## [What you should do]
Read through the records. Copy each line that has the word "icon".

** Opening Provided entries block **

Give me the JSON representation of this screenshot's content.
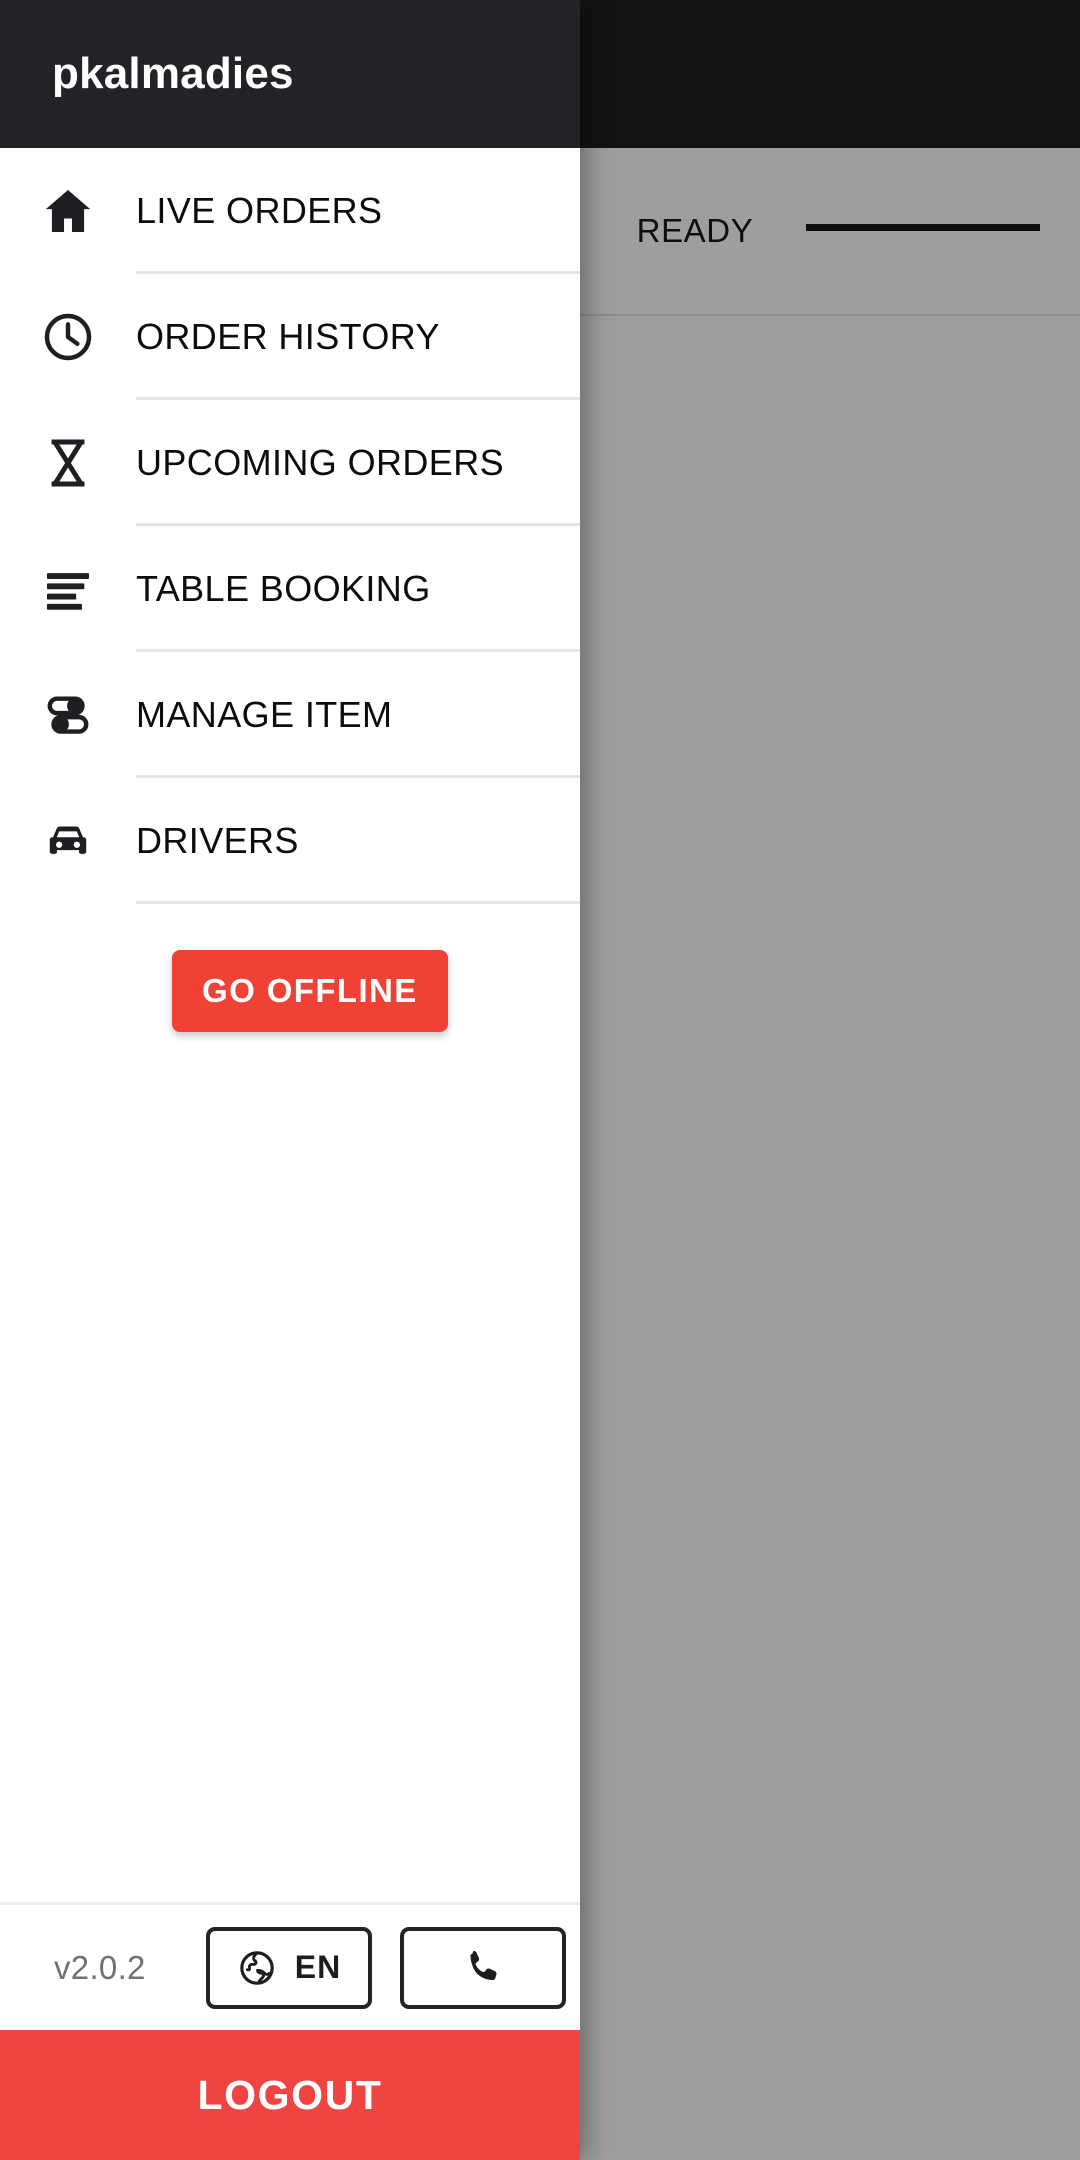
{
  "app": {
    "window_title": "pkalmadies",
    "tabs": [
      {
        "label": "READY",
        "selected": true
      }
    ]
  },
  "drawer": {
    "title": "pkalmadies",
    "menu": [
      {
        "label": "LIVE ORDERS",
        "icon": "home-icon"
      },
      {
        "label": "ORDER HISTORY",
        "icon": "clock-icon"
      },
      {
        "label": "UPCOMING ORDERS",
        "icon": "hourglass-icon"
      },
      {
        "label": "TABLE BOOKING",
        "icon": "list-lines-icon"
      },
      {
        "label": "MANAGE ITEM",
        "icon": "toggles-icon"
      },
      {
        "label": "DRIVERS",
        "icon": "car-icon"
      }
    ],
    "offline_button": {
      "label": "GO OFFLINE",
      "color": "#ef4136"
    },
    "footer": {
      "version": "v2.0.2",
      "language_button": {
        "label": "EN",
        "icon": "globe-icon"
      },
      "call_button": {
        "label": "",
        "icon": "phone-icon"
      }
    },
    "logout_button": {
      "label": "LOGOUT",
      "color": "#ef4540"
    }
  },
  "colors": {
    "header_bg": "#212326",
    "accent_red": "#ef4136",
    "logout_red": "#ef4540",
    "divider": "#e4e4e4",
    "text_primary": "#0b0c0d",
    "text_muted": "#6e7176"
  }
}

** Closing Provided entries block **

## [Exercise solution]
        "icon": "home-icon"
        "icon": "clock-icon"
        "icon": "hourglass-icon"
        "icon": "list-lines-icon"
        "icon": "toggles-icon"
        "icon": "car-icon"
        "icon": "globe-icon"
        "icon": "phone-icon"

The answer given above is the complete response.